WHAT IS EXPECTED — Search the material for the string "Total", then return every line where it is found.

DATA SHOWN —
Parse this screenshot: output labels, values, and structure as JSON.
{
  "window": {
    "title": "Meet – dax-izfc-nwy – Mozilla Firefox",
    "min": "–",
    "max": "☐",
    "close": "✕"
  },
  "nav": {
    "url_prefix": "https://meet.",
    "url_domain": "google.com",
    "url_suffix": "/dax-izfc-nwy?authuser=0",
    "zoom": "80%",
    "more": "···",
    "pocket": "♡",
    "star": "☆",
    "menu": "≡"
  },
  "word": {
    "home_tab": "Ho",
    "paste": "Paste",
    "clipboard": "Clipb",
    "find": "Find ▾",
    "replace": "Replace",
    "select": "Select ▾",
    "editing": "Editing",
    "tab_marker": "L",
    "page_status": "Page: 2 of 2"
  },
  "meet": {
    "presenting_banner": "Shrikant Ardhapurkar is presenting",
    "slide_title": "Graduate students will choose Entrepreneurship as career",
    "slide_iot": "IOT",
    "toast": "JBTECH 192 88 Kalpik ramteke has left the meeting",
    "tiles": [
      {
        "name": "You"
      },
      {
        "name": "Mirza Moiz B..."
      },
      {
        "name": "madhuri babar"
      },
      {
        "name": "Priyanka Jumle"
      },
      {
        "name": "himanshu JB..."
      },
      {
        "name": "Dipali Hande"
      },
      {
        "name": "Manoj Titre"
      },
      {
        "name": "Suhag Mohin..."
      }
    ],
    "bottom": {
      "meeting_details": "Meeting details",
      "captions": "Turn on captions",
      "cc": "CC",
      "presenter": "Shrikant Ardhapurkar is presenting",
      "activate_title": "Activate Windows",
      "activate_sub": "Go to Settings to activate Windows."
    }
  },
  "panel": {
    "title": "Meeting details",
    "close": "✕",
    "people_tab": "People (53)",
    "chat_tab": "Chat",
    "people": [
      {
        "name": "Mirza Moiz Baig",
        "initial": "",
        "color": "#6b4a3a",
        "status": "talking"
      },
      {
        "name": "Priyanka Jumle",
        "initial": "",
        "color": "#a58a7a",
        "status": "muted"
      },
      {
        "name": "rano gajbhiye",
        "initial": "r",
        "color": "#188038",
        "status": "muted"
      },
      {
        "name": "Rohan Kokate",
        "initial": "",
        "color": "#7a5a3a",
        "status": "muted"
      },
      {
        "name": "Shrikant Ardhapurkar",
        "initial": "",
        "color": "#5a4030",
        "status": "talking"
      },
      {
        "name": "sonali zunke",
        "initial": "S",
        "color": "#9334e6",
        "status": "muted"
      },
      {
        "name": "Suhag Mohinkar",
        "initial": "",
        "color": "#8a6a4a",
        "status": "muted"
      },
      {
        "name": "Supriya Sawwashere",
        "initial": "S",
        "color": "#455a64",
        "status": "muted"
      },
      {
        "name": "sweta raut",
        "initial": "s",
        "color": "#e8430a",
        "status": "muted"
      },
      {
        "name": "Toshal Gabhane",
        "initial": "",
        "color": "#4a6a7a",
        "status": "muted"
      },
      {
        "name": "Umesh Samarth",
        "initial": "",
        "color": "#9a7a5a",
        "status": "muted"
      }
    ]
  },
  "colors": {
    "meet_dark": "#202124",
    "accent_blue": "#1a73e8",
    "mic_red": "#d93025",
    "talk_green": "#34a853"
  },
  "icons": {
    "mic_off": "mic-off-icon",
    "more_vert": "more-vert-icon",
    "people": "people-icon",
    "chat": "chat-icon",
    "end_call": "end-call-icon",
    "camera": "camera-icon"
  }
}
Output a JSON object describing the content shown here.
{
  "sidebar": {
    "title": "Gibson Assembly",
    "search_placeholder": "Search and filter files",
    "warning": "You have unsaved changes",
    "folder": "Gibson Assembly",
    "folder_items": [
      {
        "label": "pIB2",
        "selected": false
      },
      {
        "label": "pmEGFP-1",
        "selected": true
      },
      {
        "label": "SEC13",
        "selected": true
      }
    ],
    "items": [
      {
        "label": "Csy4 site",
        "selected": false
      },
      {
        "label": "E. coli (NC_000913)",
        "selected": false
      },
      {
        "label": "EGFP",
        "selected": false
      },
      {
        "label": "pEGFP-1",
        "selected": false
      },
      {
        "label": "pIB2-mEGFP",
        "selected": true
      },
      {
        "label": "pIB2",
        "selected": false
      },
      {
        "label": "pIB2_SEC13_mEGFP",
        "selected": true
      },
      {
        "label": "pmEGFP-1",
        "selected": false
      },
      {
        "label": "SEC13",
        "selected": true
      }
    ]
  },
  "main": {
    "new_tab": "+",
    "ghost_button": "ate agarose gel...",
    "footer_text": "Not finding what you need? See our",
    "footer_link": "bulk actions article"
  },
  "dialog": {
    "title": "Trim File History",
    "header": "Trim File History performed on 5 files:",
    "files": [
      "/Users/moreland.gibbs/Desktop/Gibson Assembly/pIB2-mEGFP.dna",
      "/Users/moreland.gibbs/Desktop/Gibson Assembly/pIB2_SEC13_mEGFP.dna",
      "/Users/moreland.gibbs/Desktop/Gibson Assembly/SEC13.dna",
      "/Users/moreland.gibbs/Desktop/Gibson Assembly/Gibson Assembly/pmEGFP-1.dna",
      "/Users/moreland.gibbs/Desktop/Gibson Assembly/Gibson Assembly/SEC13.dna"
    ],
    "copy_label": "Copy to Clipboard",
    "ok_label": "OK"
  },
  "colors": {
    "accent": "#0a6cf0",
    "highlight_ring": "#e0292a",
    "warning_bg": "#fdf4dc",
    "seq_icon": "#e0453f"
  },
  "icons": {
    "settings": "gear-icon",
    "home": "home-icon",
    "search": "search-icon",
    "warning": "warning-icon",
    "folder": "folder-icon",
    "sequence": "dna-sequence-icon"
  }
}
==
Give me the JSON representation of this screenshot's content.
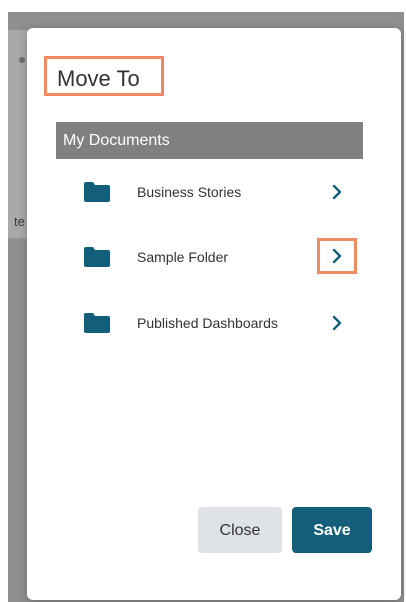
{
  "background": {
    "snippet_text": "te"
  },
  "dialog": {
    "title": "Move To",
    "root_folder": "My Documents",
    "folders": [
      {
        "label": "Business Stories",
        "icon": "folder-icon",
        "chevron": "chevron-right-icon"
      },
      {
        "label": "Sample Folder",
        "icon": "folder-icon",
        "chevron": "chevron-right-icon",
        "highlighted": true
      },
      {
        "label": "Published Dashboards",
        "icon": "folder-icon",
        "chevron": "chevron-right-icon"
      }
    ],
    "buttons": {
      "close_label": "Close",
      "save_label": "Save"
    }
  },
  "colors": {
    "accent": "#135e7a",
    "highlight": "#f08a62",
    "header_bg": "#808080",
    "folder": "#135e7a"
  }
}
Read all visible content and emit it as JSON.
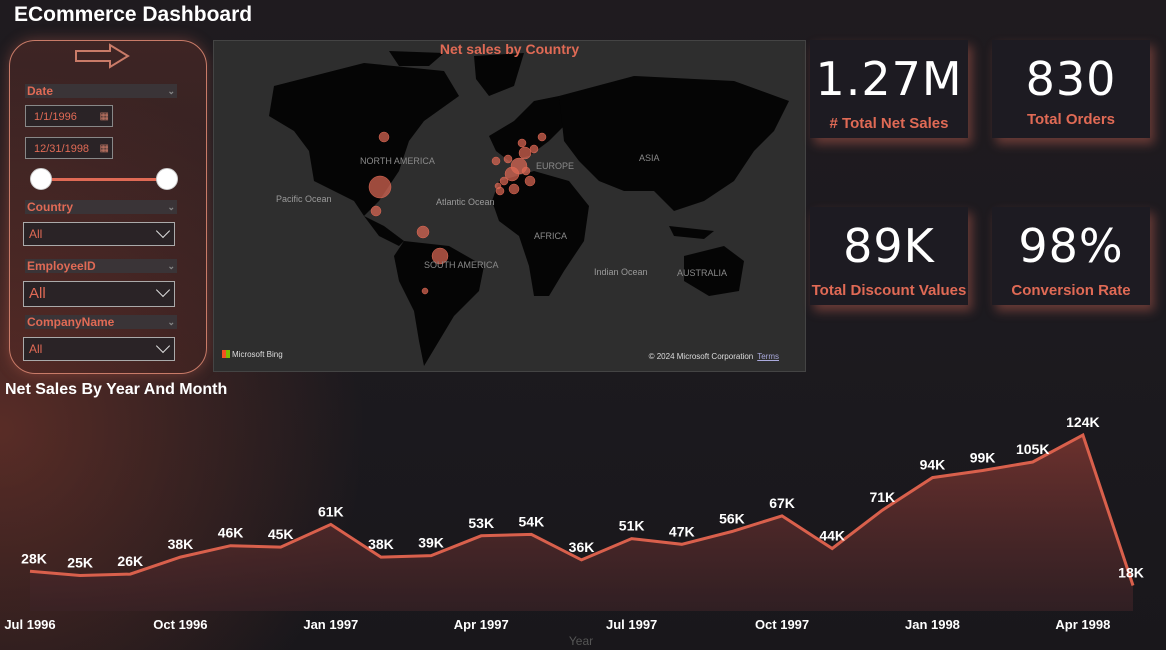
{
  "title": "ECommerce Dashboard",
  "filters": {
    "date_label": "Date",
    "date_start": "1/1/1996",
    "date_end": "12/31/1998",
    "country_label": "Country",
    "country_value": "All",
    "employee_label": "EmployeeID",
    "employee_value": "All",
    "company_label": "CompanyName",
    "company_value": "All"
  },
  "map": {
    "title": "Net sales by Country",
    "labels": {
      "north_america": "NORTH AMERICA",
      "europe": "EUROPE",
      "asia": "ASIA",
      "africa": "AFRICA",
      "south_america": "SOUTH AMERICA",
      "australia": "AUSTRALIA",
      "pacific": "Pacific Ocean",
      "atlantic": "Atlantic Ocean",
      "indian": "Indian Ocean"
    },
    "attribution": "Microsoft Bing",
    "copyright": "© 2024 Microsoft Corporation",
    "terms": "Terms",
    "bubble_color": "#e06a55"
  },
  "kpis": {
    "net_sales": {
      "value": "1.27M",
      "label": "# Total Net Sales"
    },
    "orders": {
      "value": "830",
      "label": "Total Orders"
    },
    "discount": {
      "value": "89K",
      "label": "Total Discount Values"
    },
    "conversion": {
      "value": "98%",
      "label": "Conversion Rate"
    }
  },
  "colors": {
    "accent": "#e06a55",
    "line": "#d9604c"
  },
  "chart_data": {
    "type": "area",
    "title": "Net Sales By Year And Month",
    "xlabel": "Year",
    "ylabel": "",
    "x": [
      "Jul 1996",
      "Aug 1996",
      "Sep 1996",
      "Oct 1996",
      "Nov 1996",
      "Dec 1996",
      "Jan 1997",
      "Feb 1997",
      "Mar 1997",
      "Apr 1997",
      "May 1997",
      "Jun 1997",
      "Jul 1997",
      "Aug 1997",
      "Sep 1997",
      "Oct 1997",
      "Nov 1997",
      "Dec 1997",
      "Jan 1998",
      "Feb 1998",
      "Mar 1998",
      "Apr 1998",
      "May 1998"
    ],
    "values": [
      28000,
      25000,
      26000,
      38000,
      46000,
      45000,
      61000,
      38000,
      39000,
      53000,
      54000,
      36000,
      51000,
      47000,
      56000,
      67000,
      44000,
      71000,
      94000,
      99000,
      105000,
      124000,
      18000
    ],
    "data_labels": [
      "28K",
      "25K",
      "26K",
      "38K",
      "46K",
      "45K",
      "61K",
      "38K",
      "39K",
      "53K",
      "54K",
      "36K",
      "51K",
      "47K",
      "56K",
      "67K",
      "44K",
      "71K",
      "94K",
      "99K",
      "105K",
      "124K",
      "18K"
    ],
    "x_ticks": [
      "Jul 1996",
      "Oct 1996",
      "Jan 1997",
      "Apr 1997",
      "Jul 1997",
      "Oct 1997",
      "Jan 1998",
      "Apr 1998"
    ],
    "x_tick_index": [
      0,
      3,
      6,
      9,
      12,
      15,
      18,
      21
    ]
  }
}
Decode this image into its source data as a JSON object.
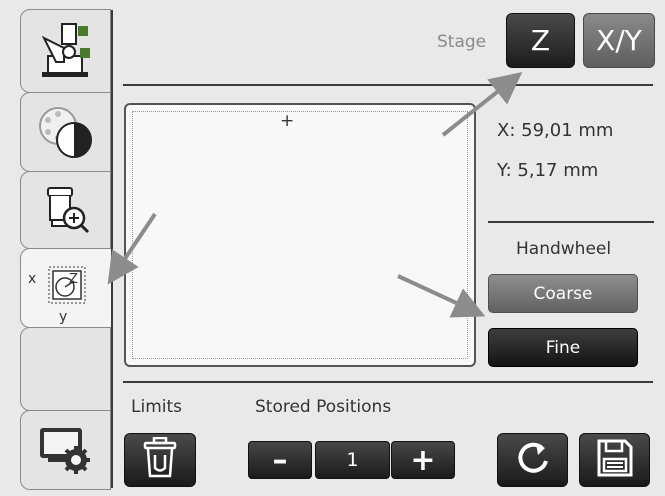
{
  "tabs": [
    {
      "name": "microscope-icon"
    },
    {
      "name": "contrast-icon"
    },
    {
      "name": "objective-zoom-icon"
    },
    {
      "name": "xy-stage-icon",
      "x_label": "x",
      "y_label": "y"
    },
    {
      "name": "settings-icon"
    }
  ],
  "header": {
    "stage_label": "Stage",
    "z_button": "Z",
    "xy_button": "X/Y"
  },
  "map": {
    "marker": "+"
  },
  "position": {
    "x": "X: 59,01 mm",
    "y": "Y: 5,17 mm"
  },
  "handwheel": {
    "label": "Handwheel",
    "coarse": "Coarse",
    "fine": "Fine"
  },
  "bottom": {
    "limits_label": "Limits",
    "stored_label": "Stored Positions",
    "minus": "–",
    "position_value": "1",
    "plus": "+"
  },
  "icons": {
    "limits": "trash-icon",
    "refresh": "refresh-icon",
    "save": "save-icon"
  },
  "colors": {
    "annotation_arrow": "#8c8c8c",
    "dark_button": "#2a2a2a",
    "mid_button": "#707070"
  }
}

OUTPUT FOR THIS TASK —
      "label": "# Total Net Sales"
      "label": "Total Orders"
      "label": "Total Discount Values"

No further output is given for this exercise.